* [MATERIAL PROVIDED]
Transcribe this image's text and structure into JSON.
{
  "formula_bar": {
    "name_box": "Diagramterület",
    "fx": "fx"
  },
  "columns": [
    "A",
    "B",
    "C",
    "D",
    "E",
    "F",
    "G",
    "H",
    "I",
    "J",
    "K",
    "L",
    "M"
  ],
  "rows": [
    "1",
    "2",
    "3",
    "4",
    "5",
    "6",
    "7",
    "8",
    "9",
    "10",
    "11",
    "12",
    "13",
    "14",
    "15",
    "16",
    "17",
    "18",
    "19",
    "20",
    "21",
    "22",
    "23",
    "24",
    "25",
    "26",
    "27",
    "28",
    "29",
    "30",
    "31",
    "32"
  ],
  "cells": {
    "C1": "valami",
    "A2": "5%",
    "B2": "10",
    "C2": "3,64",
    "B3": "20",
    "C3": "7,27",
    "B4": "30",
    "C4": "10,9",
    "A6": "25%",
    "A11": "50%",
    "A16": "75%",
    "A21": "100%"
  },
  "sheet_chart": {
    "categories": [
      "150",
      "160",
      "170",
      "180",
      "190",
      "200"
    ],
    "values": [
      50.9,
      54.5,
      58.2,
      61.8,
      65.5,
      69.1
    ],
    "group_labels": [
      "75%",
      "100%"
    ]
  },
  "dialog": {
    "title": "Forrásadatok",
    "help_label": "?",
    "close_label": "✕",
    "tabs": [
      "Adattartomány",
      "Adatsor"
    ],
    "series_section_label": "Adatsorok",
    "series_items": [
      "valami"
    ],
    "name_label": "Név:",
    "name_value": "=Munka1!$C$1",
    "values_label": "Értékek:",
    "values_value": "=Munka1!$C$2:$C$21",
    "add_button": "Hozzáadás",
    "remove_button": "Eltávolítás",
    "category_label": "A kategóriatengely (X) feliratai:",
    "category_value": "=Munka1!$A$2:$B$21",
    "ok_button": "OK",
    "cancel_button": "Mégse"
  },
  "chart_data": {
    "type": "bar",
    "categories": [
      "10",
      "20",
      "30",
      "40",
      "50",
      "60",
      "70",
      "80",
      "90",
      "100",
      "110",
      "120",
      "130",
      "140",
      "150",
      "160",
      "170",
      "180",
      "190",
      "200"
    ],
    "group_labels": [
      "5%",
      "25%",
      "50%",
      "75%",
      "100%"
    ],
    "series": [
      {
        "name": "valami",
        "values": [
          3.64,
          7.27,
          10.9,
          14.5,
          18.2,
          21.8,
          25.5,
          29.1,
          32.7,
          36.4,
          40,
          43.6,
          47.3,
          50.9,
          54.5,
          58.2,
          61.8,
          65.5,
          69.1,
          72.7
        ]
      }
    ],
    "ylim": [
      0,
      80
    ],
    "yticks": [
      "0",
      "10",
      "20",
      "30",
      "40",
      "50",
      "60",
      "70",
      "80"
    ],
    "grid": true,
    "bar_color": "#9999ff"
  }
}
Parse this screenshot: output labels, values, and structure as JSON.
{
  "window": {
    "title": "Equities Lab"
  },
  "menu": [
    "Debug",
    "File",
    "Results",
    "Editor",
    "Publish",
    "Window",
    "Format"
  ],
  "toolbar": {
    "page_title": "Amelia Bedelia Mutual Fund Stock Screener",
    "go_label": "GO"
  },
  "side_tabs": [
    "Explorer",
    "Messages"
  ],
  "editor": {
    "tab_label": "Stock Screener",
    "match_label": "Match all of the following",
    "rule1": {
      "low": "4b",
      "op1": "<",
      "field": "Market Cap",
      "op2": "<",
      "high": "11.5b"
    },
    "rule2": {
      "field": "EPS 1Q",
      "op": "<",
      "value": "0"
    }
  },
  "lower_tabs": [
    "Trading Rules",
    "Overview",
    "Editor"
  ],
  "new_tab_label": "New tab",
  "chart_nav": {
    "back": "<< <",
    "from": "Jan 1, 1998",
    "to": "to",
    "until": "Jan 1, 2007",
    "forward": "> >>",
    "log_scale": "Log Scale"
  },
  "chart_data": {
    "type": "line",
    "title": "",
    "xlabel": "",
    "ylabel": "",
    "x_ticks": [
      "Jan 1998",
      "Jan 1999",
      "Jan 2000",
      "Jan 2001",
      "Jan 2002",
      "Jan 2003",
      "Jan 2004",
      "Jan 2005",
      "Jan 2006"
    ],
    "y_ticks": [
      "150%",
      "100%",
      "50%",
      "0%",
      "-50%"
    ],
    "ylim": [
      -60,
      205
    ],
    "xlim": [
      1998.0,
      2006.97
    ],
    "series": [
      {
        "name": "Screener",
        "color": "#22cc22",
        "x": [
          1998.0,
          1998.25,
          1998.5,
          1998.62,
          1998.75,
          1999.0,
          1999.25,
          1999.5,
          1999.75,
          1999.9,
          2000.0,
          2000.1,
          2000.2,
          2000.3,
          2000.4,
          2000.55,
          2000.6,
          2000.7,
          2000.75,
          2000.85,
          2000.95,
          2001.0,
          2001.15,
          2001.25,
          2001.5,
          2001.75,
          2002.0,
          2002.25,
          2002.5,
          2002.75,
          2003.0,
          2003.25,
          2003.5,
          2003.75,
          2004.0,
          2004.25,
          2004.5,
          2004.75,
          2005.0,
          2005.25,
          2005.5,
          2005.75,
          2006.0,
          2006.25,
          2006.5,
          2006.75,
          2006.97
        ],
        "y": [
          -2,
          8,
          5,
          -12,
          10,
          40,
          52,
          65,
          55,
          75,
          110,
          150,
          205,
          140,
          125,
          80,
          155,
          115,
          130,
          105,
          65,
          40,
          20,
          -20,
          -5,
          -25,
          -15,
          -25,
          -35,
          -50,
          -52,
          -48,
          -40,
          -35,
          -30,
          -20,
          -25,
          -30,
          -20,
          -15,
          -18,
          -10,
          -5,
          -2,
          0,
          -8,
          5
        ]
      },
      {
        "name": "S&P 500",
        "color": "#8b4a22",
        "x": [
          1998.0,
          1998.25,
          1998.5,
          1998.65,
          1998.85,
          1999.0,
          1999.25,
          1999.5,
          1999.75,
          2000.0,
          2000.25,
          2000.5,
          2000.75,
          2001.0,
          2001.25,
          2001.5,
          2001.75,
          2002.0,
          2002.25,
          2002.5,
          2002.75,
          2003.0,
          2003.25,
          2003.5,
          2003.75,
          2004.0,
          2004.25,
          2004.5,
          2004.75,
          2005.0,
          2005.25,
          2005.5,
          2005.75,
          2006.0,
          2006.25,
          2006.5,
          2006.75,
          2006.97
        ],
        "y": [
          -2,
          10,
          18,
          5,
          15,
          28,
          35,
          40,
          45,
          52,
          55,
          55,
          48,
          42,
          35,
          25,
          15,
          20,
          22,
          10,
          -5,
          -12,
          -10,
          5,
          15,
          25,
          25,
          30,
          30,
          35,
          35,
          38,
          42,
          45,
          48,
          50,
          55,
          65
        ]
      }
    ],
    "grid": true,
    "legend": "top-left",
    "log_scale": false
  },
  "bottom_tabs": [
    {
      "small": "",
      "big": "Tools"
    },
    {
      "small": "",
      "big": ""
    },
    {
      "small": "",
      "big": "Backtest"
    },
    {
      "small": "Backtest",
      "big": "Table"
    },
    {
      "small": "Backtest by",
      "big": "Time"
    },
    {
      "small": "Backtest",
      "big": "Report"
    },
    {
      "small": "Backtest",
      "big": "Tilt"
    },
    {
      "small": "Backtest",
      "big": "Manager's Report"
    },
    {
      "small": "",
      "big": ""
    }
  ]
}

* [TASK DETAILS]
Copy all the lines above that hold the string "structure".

* [SOLUTION]
Transcribe this image's text and structure into JSON.
Parse this screenshot: output labels, values, and structure as JSON.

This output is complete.